“What we are seeing is that after a period of very slow growth in industrialized economies and very strong growth in emerging markets, we are seeing a shift back to industrialized economies and in particular, the United States,” he said.
In Europe, De Groot said the economic storm has subsidized but the economies in Europe are undergoing a very slow recovery process. “Reforms are paying off, but private sector rebalancing has only just started,” he said.
The German economy is the strongest in Europe for the near future, he said.
In the U.S., De Groot said population and productivity trends favor the U.S. For the next 10 to 20 years, population growth in the U.S. is stronger than in China, the United Kingdom, Japan and Europe.
The shale gas/oil revolution has put the U.S. in a lower cost position for energy than Europe; De Groot said there is a 150% price difference between the U.S. and European natural gas. “That’s a very positive development for manufacturing in the U.S.,” he said.
While high labor productivity, a housing market recovery, the shale gas boom and lower consumer debt favor economic growth in the U.S., De Groot said temporary headwinds to the U.S. economy are uncertain political dynamics of domestic fiscal policy, the debt ceiling debate, and the uncertain global economy. The U.S. must deal with controlling its debt, he said.
“Kicking the can down the road is not a long-term solution,’ he said. “As long as they keep doing that, there is pent up investment demand that will not be released.”
De Groot said there is much speculation about Federal Reserve monetary policy. Signs seem to point to an “easy” monetary policy and flat or fading interest rates until March 2014.
Long-term rates will resume their upward trend by 2014, he said, pulling global interest rates higher.
While China faces a challenge in creating sustainable growth, De Groot said he is optimist the country’s leaders can help stem the rise in debt and build up domestic demand.
“New Chinese leadership knows they need more sustainable growth, and they are making the shift from export-led economy to consumption led economy,” he said.

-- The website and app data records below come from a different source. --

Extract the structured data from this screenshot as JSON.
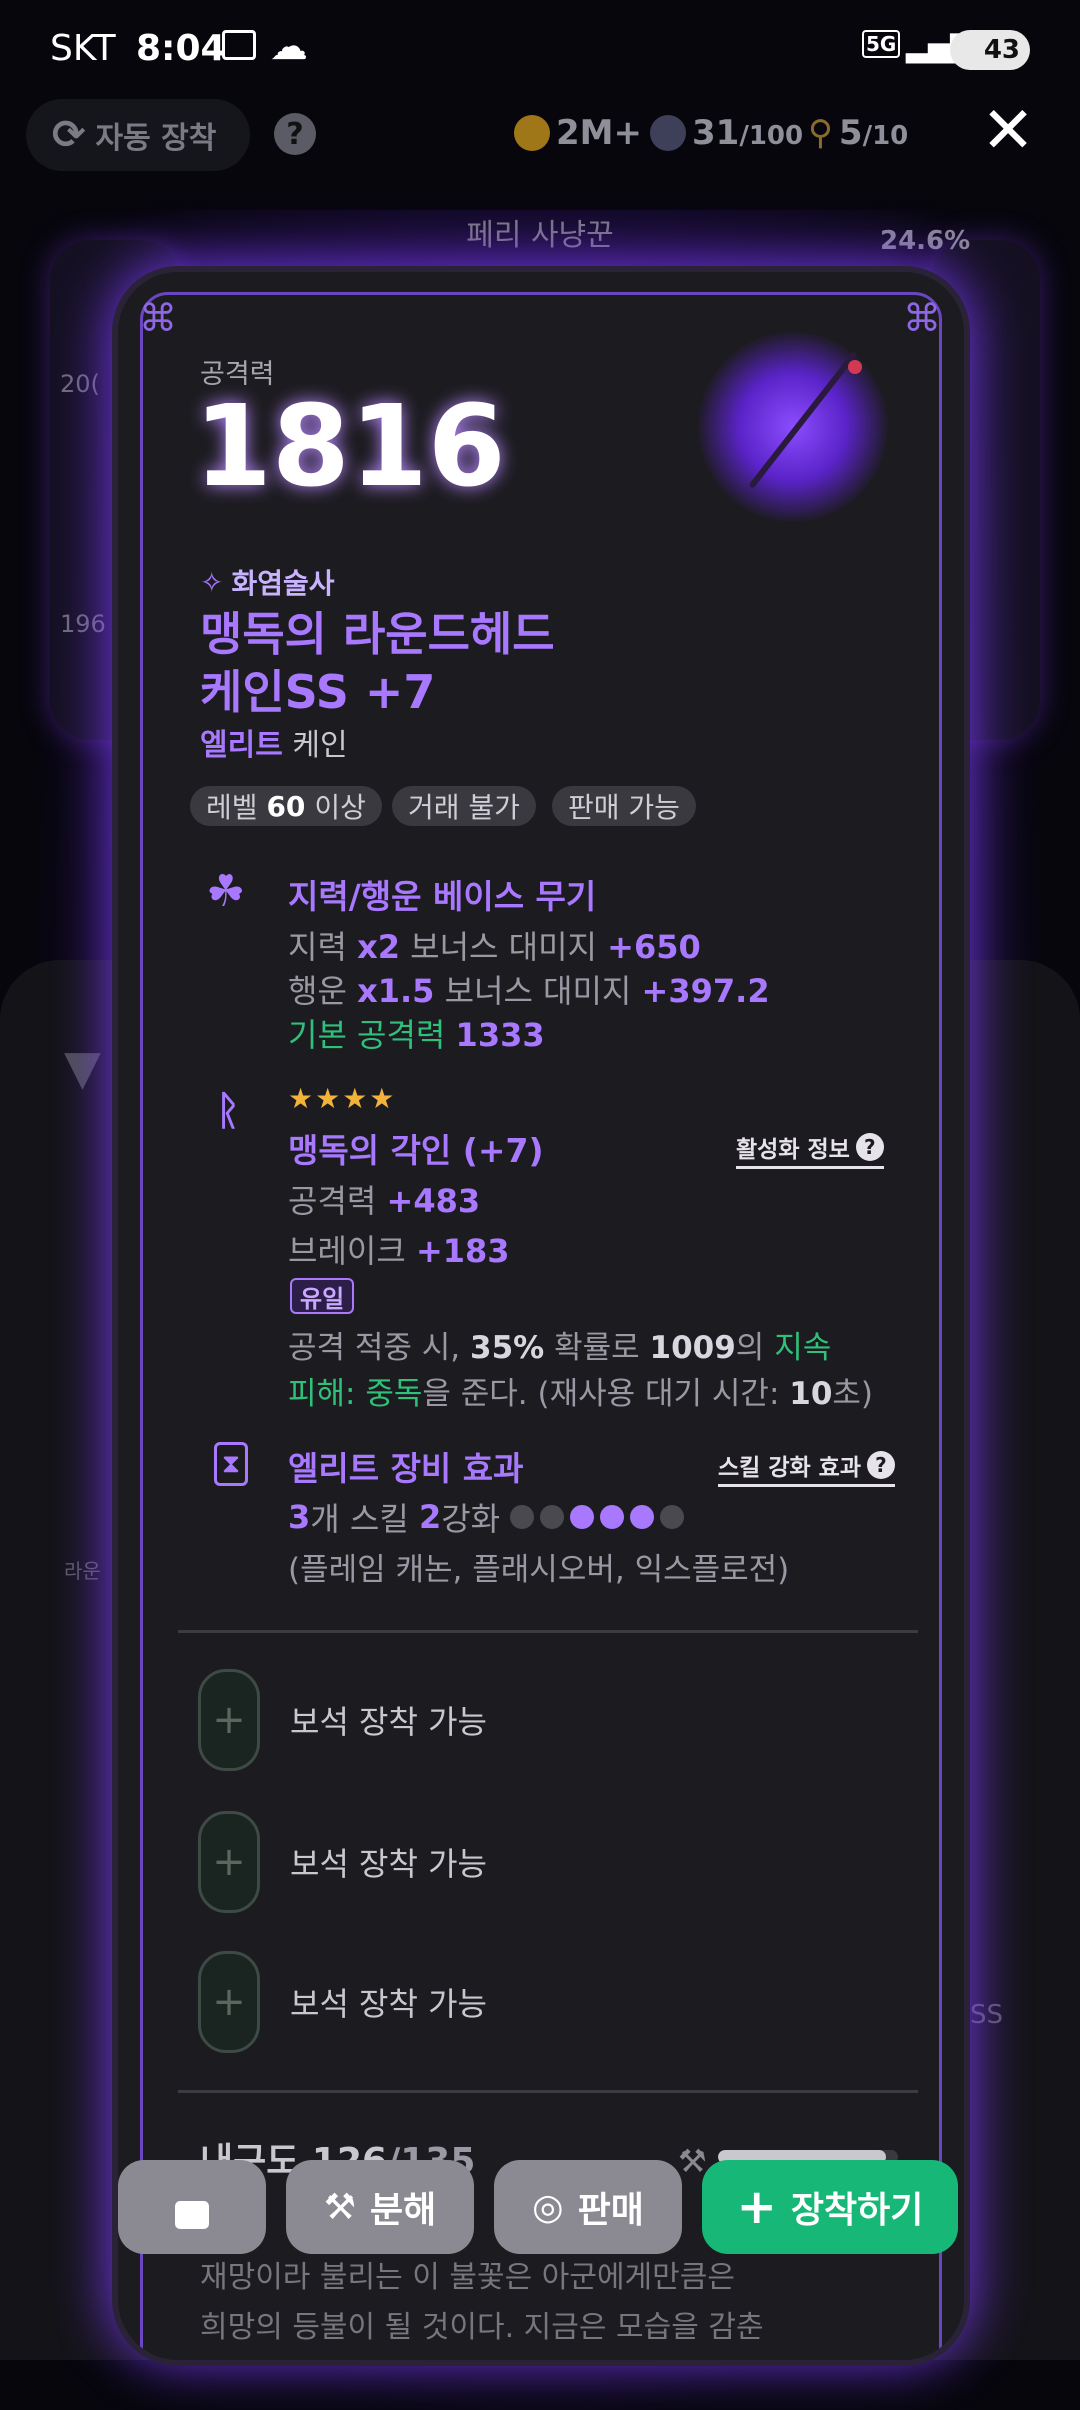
{
  "status_bar": {
    "carrier": "SKT",
    "time": "8:04",
    "network": "5G",
    "battery": "43"
  },
  "top_bar": {
    "auto_equip_label": "자동 장착",
    "help": "?",
    "gold": "2M+",
    "orb_current": "31",
    "orb_max": "/100",
    "key_current": "5",
    "key_max": "/10",
    "close": "✕"
  },
  "background": {
    "npc_role": "페리 사냥꾼",
    "percent": "24.6%",
    "side_numbers": [
      "20(",
      "196"
    ],
    "side_label_left": "라운",
    "side_label_right": "SS"
  },
  "card": {
    "attack_label": "공격력",
    "attack_value": "1816",
    "class_name": "화염술사",
    "item_name_line1": "맹독의 라운드헤드",
    "item_name_line2": "케인SS +7",
    "grade": "엘리트",
    "item_type": "케인",
    "chips": {
      "level_prefix": "레벨",
      "level_value": "60",
      "level_suffix": "이상",
      "no_trade": "거래 불가",
      "sellable": "판매 가능"
    },
    "base": {
      "title": "지력/행운 베이스 무기",
      "line1": {
        "stat": "지력",
        "mult": "x2",
        "mid": "보너스 대미지",
        "value": "+650"
      },
      "line2": {
        "stat": "행운",
        "mult": "x1.5",
        "mid": "보너스 대미지",
        "value": "+397.2"
      },
      "line3": {
        "label": "기본 공격력",
        "value": "1333"
      }
    },
    "engrave": {
      "stars": "★★★★",
      "title": "맹독의 각인 (+7)",
      "info_link": "활성화 정보",
      "attack": {
        "label": "공격력",
        "value": "+483"
      },
      "break": {
        "label": "브레이크",
        "value": "+183"
      },
      "unique_badge": "유일",
      "desc1_a": "공격 적중 시,",
      "desc1_b": "35%",
      "desc1_c": "확률로",
      "desc1_d": "1009",
      "desc1_e": "의",
      "desc1_f": "지속",
      "desc2_a": "피해:",
      "desc2_b": "중독",
      "desc2_c": "을 준다. (재사용 대기 시간:",
      "desc2_d": "10",
      "desc2_e": "초)"
    },
    "elite": {
      "title": "엘리트 장비 효과",
      "info_link": "스킬 강화 효과",
      "count": "3",
      "count_suffix": "개 스킬",
      "level": "2",
      "level_suffix": "강화",
      "dots_filled": [
        false,
        false,
        true,
        true,
        true,
        false
      ],
      "skills": "(플레임 캐논, 플래시오버, 익스플로전)"
    },
    "sockets": [
      "보석 장착 가능",
      "보석 장착 가능",
      "보석 장착 가능"
    ],
    "durability": {
      "label": "내구도",
      "current": "126",
      "max": "/135",
      "fraction": 0.933
    },
    "lore_line2": "재망이라 불리는 이 불꽃은 아군에게만큼은",
    "lore_line3": "희망의 등불이 될 것이다. 지금은 모습을 감춘"
  },
  "bottom_buttons": {
    "lock": "",
    "disassemble": "분해",
    "sell": "판매",
    "equip": "장착하기"
  },
  "colors": {
    "accent_purple": "#a879ff",
    "green": "#2fc07a",
    "equip_green": "#17b877",
    "gray_button": "#8b8a92"
  }
}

De Groot said the Chinese economy may grow at a rate of about 6% to 6.5% in the years ahead.
Mexico’s economy, while struggling in the short term, should gain from its low unit labor costs compared with China. “Longer term, we are quite bullish on Mexico,” De Groot said.